**Task goal:** If a line in the entries contains the string "Sharpening", include that line in your answer.

**Information:**
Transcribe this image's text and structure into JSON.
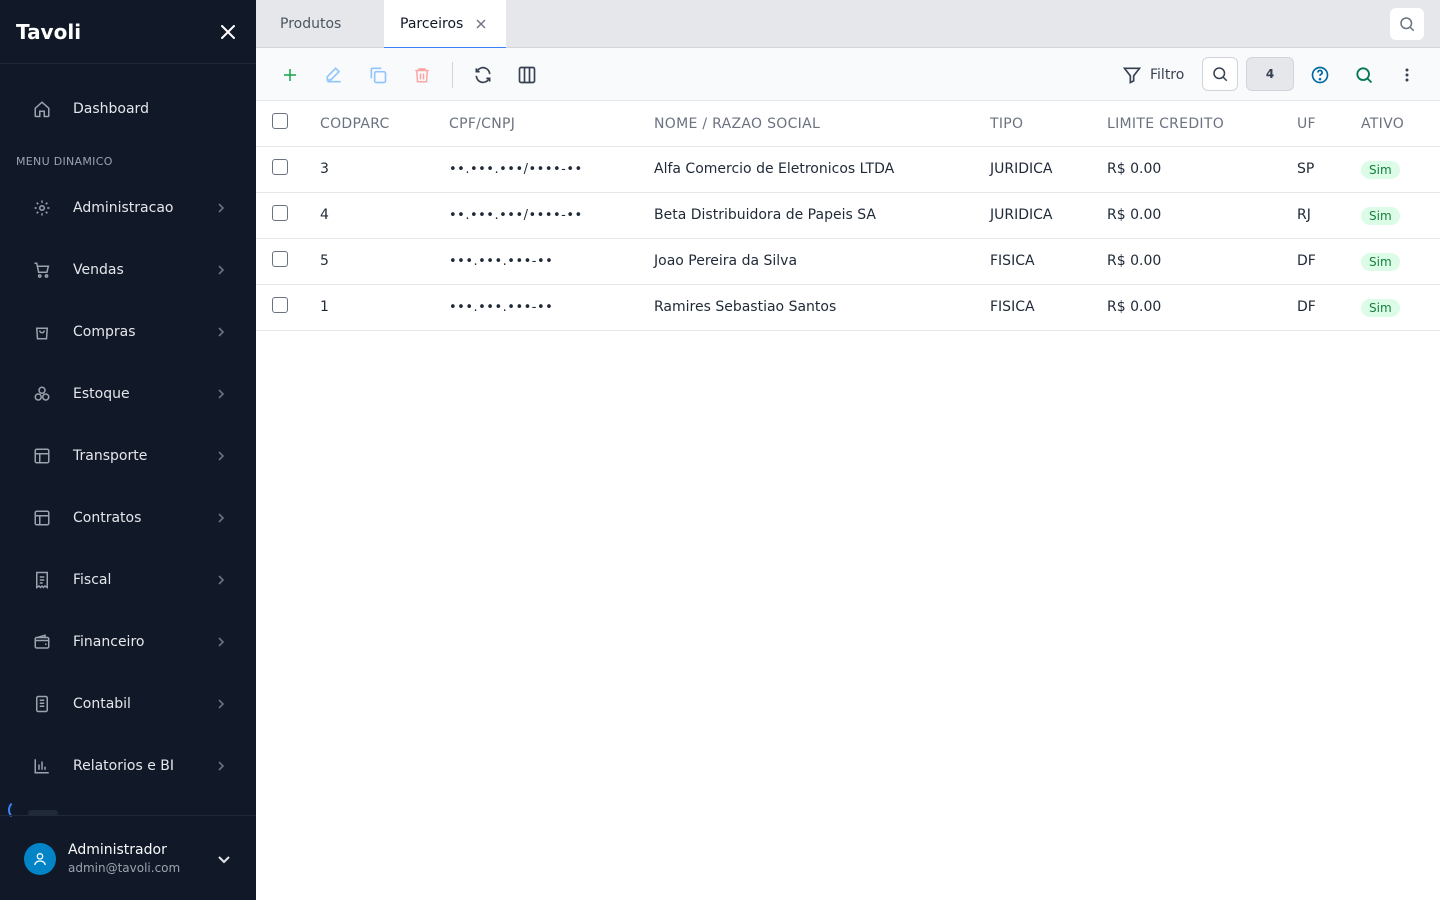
{
  "sidebar": {
    "brand": "Tavoli",
    "dashboard_label": "Dashboard",
    "section_label": "MENU DINAMICO",
    "items": [
      {
        "label": "Administracao",
        "icon": "gear-icon"
      },
      {
        "label": "Vendas",
        "icon": "cart-icon"
      },
      {
        "label": "Compras",
        "icon": "shopping-bag-icon"
      },
      {
        "label": "Estoque",
        "icon": "boxes-icon"
      },
      {
        "label": "Transporte",
        "icon": "layout-icon"
      },
      {
        "label": "Contratos",
        "icon": "layout-icon"
      },
      {
        "label": "Fiscal",
        "icon": "receipt-icon"
      },
      {
        "label": "Financeiro",
        "icon": "wallet-icon"
      },
      {
        "label": "Contabil",
        "icon": "document-icon"
      },
      {
        "label": "Relatorios e BI",
        "icon": "bar-chart-icon"
      }
    ],
    "user": {
      "name": "Administrador",
      "email": "admin@tavoli.com"
    }
  },
  "tabs": [
    {
      "label": "Produtos",
      "active": false
    },
    {
      "label": "Parceiros",
      "active": true
    }
  ],
  "toolbar": {
    "filter_label": "Filtro",
    "count": "4"
  },
  "table": {
    "columns": [
      "CODPARC",
      "CPF/CNPJ",
      "NOME / RAZAO SOCIAL",
      "TIPO",
      "LIMITE CREDITO",
      "UF",
      "ATIVO"
    ],
    "rows": [
      {
        "codparc": "3",
        "doc": "••.•••.•••/••••-••",
        "nome": "Alfa Comercio de Eletronicos LTDA",
        "tipo": "JURIDICA",
        "limite": "R$ 0.00",
        "uf": "SP",
        "ativo": "Sim"
      },
      {
        "codparc": "4",
        "doc": "••.•••.•••/••••-••",
        "nome": "Beta Distribuidora de Papeis SA",
        "tipo": "JURIDICA",
        "limite": "R$ 0.00",
        "uf": "RJ",
        "ativo": "Sim"
      },
      {
        "codparc": "5",
        "doc": "•••.•••.•••-••",
        "nome": "Joao Pereira da Silva",
        "tipo": "FISICA",
        "limite": "R$ 0.00",
        "uf": "DF",
        "ativo": "Sim"
      },
      {
        "codparc": "1",
        "doc": "•••.•••.•••-••",
        "nome": "Ramires Sebastiao Santos",
        "tipo": "FISICA",
        "limite": "R$ 0.00",
        "uf": "DF",
        "ativo": "Sim"
      }
    ]
  },
  "colors": {
    "sidebar_bg": "#111827",
    "accent": "#3b82f6",
    "add": "#16a34a",
    "delete": "#ef4444",
    "badge_bg": "#dcfce7",
    "badge_text": "#15803d"
  }
}
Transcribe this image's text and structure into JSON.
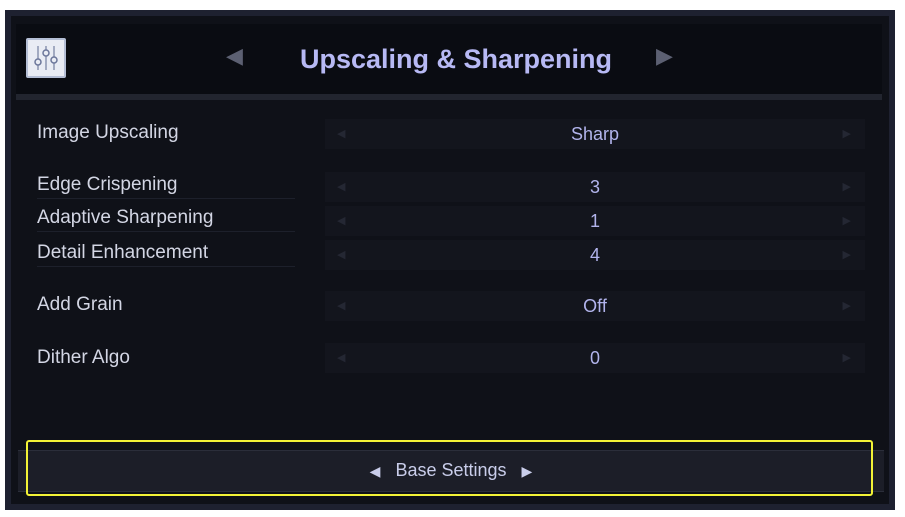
{
  "header": {
    "title": "Upscaling & Sharpening",
    "prev_arrow": "◀",
    "next_arrow": "▶",
    "settings_icon": "sliders-icon"
  },
  "settings": [
    {
      "label": "Image Upscaling",
      "value": "Sharp"
    },
    {
      "label": "Edge Crispening",
      "value": "3"
    },
    {
      "label": "Adaptive Sharpening",
      "value": "1"
    },
    {
      "label": "Detail Enhancement",
      "value": "4"
    },
    {
      "label": "Add Grain",
      "value": "Off"
    },
    {
      "label": "Dither Algo",
      "value": "0"
    }
  ],
  "value_arrows": {
    "left": "◀",
    "right": "▶"
  },
  "footer": {
    "label": "Base Settings",
    "prev_arrow": "◀",
    "next_arrow": "▶"
  },
  "colors": {
    "accent": "#b7b9f4",
    "highlight": "#f2f236",
    "background": "#0f1118"
  }
}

**Exercise response:**
    "title": "Upscaling & Sharpening",
      "label": "Adaptive Sharpening",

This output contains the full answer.